- _Records drawn from a dataset_:
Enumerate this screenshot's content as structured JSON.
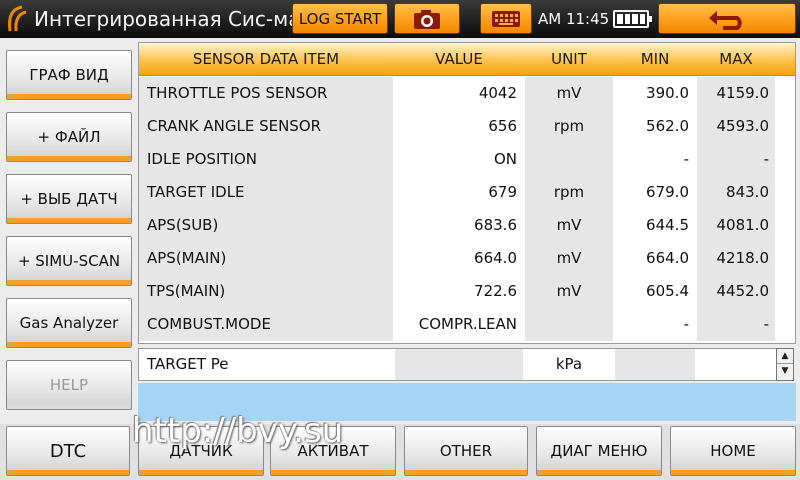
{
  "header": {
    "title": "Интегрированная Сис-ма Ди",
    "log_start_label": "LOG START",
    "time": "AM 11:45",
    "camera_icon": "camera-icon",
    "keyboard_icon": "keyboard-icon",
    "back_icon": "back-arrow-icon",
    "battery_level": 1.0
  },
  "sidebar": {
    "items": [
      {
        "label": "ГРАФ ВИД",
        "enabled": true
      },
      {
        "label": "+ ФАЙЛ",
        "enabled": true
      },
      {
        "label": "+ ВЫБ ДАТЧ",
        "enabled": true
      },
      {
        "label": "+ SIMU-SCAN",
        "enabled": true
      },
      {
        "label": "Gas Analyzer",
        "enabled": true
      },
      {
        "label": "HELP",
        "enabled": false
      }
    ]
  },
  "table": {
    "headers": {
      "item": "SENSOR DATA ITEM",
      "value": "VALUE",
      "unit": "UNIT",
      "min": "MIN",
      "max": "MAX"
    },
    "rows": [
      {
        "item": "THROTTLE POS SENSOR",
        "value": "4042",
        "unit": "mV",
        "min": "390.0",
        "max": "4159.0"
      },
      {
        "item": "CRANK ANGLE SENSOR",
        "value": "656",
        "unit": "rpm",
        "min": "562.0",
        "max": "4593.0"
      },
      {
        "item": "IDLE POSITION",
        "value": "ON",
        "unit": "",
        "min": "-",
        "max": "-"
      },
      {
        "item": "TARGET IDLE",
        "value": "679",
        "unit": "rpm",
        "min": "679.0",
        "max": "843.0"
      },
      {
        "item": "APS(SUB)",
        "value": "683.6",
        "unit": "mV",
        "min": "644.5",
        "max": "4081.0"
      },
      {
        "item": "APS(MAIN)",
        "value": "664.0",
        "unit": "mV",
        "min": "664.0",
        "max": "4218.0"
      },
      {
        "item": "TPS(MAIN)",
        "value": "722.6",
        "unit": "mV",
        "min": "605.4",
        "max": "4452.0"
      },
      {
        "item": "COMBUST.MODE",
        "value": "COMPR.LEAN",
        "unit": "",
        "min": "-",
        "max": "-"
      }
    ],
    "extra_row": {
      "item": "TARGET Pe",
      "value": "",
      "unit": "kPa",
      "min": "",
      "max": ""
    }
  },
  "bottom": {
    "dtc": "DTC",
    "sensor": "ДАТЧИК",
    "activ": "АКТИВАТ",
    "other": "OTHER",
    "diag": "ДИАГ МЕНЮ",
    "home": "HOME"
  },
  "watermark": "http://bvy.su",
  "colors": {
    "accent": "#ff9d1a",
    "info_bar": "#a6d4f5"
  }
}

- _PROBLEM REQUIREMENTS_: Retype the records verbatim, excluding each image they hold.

- _SOLUTION_:
Enumerate this screenshot's content as structured JSON.
{
  "header": {
    "title": "Интегрированная Сис-ма Ди",
    "log_start_label": "LOG START",
    "time": "AM 11:45",
    "camera_icon": "camera-icon",
    "keyboard_icon": "keyboard-icon",
    "back_icon": "back-arrow-icon",
    "battery_level": 1.0
  },
  "sidebar": {
    "items": [
      {
        "label": "ГРАФ ВИД",
        "enabled": true
      },
      {
        "label": "+ ФАЙЛ",
        "enabled": true
      },
      {
        "label": "+ ВЫБ ДАТЧ",
        "enabled": true
      },
      {
        "label": "+ SIMU-SCAN",
        "enabled": true
      },
      {
        "label": "Gas Analyzer",
        "enabled": true
      },
      {
        "label": "HELP",
        "enabled": false
      }
    ]
  },
  "table": {
    "headers": {
      "item": "SENSOR DATA ITEM",
      "value": "VALUE",
      "unit": "UNIT",
      "min": "MIN",
      "max": "MAX"
    },
    "rows": [
      {
        "item": "THROTTLE POS SENSOR",
        "value": "4042",
        "unit": "mV",
        "min": "390.0",
        "max": "4159.0"
      },
      {
        "item": "CRANK ANGLE SENSOR",
        "value": "656",
        "unit": "rpm",
        "min": "562.0",
        "max": "4593.0"
      },
      {
        "item": "IDLE POSITION",
        "value": "ON",
        "unit": "",
        "min": "-",
        "max": "-"
      },
      {
        "item": "TARGET IDLE",
        "value": "679",
        "unit": "rpm",
        "min": "679.0",
        "max": "843.0"
      },
      {
        "item": "APS(SUB)",
        "value": "683.6",
        "unit": "mV",
        "min": "644.5",
        "max": "4081.0"
      },
      {
        "item": "APS(MAIN)",
        "value": "664.0",
        "unit": "mV",
        "min": "664.0",
        "max": "4218.0"
      },
      {
        "item": "TPS(MAIN)",
        "value": "722.6",
        "unit": "mV",
        "min": "605.4",
        "max": "4452.0"
      },
      {
        "item": "COMBUST.MODE",
        "value": "COMPR.LEAN",
        "unit": "",
        "min": "-",
        "max": "-"
      }
    ],
    "extra_row": {
      "item": "TARGET Pe",
      "value": "",
      "unit": "kPa",
      "min": "",
      "max": ""
    }
  },
  "bottom": {
    "dtc": "DTC",
    "sensor": "ДАТЧИК",
    "activ": "АКТИВАТ",
    "other": "OTHER",
    "diag": "ДИАГ МЕНЮ",
    "home": "HOME"
  },
  "watermark": "http://bvy.su",
  "colors": {
    "accent": "#ff9d1a",
    "info_bar": "#a6d4f5"
  }
}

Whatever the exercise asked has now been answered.